The ancient Kingdoms of Judea and Israel whose names have been erased from maps
Suffering from division and teetering on the verge of bankruptcy hate-filled Europe has still been able to find the means to sponsor an army of pen-pushers who fastidiously label products from the ancient kingdoms of Judea and Israel whose names are no longer mentioned in the maps of its museums. Such a tag points to Israeli products as coming from the Euro-Palestinian colony and, as such, excludes them from European markets “” where one can find in abundance exports from countries where dictatorship, ethnic and religious cleansing, corporal and genital mutilations as well as terrorism reign supreme”” all in the name of Human Rights.
Palestinizing Biblical archaeology
Through the network of the Anna Lindh Foundation various forgers are busy palestinizing Biblical archaeology, surreptitiously stealing one people’s history to attribute it to another. Crossing out one word, censoring another, they dismiss artistic projects, discard literary works or the research of historians. They exclude Israelis from universities, blaming them as living proofs of the falsity of the Palestinian narrative they are forging. European leaders get together, think and plot the exclusion from scientific programmes of their colleagues “” whether Jews or Christians “” who stand for the extraordinary historical epic of Israel.
This large net of hatred devised by the European Commission embraces all Europe. The ethics of science and knowledge, the stable and rational reference points whose legacy harks back to Greek civilisation, seem to have disappeared. Koranic knowledge has now precedence through the “˜Palestine” narrative that calls jihad fighters “˜freedom fighters”.
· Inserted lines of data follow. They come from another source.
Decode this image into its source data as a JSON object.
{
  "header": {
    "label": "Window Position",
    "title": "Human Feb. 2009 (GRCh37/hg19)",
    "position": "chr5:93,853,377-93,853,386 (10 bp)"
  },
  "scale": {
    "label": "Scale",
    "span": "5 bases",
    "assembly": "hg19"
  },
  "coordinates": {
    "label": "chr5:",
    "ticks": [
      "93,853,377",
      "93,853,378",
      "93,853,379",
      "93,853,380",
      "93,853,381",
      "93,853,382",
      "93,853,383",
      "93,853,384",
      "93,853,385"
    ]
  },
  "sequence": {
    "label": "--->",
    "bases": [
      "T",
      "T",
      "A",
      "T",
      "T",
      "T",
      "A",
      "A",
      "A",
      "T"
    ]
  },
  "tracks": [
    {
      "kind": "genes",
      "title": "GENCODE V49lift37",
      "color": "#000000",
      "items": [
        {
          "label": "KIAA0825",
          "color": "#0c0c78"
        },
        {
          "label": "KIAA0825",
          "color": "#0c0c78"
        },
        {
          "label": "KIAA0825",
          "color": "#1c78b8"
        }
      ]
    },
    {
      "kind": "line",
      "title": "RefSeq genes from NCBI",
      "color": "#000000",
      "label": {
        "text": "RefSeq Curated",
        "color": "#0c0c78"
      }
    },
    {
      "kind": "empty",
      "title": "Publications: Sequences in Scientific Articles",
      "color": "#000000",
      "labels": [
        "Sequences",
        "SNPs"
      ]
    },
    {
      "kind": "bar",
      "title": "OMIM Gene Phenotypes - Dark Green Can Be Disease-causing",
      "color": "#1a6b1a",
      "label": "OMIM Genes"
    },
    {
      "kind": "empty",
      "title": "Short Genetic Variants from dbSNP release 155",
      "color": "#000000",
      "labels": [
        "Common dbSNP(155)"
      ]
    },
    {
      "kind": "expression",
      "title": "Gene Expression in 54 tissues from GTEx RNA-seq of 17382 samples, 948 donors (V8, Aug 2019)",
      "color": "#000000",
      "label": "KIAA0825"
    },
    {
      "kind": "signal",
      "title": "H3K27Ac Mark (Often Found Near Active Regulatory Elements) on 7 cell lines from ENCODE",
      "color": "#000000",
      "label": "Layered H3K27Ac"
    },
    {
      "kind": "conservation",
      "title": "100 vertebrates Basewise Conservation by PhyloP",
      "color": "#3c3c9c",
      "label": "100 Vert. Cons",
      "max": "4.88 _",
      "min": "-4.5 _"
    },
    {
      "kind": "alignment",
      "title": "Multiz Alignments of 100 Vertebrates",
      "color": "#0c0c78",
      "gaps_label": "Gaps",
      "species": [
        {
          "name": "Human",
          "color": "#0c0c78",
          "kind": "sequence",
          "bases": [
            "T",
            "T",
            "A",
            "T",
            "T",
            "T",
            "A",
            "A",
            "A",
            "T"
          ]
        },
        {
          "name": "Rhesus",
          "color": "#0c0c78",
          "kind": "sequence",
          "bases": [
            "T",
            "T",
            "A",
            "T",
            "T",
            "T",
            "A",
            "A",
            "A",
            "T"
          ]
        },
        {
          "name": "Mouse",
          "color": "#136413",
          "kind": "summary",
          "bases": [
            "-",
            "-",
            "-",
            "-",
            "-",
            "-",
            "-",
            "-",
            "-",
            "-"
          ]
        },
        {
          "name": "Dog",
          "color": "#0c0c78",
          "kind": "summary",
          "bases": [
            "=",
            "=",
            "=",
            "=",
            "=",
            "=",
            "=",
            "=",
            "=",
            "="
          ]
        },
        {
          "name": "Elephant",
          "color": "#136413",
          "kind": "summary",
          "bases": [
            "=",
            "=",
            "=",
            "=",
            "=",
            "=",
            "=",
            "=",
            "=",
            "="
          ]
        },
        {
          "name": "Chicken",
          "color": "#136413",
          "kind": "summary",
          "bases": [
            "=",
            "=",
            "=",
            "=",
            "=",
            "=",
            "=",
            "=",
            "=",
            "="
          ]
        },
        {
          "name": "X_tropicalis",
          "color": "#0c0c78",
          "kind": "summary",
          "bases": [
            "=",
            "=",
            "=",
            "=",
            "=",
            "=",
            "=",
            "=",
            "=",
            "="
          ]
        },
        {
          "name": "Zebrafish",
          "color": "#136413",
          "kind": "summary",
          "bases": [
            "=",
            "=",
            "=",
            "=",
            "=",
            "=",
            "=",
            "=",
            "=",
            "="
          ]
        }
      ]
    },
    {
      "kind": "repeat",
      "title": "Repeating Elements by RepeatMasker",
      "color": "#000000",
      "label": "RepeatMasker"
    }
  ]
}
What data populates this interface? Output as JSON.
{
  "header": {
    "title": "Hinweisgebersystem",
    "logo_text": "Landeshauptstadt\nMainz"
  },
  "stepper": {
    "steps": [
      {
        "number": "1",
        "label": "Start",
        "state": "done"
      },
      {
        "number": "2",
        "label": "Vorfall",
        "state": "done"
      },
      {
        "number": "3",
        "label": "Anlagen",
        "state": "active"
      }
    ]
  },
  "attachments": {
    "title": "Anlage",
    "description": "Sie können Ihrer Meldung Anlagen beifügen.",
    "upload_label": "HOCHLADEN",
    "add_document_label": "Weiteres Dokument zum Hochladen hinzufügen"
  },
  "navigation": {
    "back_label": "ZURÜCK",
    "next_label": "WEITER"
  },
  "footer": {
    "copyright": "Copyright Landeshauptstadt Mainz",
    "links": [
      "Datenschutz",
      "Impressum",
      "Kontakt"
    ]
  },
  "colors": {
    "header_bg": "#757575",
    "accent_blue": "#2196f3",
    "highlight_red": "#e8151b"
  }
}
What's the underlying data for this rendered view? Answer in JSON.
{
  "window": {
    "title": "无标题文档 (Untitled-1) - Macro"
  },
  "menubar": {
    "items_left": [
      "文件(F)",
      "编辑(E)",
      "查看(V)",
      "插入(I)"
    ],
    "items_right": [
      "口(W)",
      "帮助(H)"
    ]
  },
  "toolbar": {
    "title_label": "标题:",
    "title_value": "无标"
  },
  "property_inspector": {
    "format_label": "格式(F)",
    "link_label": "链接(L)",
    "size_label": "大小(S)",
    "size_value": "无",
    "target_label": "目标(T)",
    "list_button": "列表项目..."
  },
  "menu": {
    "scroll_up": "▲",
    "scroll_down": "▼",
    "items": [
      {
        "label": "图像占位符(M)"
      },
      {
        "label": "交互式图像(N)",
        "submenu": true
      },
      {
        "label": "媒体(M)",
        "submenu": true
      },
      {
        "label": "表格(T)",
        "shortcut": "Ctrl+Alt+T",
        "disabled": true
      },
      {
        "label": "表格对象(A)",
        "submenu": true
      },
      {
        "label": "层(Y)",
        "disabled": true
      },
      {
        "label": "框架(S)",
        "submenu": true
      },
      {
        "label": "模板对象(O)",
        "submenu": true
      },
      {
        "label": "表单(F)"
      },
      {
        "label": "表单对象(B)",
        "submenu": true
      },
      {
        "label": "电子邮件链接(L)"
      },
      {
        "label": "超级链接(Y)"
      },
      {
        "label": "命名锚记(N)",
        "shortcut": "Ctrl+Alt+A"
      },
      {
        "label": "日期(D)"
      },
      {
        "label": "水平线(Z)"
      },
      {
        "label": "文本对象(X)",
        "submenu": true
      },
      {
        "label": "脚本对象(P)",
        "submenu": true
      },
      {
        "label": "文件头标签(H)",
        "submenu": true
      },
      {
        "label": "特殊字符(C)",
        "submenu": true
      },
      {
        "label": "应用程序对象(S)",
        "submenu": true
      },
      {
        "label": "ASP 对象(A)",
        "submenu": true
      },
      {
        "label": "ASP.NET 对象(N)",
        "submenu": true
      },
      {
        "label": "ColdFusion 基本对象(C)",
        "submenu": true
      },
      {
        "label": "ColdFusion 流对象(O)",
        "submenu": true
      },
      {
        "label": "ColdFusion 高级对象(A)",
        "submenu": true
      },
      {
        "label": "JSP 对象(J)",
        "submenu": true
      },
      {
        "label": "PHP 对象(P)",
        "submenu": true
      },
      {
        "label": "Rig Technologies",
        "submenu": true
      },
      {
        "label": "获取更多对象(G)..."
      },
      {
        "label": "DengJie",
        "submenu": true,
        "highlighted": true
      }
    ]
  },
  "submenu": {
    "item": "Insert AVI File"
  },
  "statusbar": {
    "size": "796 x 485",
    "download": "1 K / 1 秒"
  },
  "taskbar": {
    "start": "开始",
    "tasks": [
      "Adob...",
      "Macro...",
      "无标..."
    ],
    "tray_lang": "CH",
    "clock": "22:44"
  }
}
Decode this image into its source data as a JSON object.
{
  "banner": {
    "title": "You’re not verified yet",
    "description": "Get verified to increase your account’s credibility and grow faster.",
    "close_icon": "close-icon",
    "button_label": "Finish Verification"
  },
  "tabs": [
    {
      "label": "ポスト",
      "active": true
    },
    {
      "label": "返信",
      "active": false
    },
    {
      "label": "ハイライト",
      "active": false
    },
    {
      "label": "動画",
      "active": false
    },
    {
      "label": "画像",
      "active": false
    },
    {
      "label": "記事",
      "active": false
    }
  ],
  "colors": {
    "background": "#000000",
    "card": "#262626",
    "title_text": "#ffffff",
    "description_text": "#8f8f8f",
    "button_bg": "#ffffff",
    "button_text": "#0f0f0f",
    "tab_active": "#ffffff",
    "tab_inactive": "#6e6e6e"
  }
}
A few days after my visit to the British Museum the EU was indulging itself with a Nobel Prize for Peace to the applauding cheers of the finest members of the elite of political cynicism. Obviously such an outrageous ceremony could only take place in Oslo”¦
Bat Ye’or is the author of Eurabia, Islam and Dhimmitude, The Decline of Eastern Christianity Under Islam, The Dhimmi, and Europe, Globalization, and the Coming of the Universal Caliphate.